The rocky, volcanic surface scree of Mt Etna on the Italian island of Sicily is the closest thing to an alien landscape we’ve got here on Earth.
As such, it’s become the testing site for a range of new space rovers that could one day be exploring the surfaces of both the moon and Mars.
Deployed by the German Aerospace Center, the rovers are busy getting to grips with the unstable geography, high winds and constant seismic activity in order to better understand what kind of robotic equipment is needed for space exploration.
“We chose Etna because the volcanic, the seismic [activity] here is near that [which] we could expect it to be on the lunar surface,” researcher Armin Welder told Reuters.
Although led by the German space agency, the testing program – known as ROBEX (Robotic Exploration of Extreme Environments) – has had input from British, American and Italian specialists.
As well as learning lessons for moon and Mars landings, the rovers are also helping out Earth-based scientists. Seismic-monitoring equipment has been mounted to them in order to give volcanologists more data about Mt. Etna’s rumblings.

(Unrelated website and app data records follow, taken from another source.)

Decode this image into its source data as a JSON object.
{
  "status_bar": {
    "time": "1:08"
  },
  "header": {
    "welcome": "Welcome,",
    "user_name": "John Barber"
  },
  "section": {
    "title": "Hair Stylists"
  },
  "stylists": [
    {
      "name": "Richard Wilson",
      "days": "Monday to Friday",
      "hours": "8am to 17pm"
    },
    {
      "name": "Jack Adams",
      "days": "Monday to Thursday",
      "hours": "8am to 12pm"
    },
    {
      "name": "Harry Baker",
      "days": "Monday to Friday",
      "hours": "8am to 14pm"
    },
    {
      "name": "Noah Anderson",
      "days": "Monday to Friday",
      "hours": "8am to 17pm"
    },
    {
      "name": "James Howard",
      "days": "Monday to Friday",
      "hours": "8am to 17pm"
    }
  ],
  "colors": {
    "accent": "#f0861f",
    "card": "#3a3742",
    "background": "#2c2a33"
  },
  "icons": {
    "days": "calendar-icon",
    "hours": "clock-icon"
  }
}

“This is aimed at simulating a future, hypothetical landing mission on the moon or Mars and they use a lot of robots which are there to transport and install different instruments,” Boris Behncke, a volcanologist from Italy’s National Volcanology Institute, based near Mt. Etna said.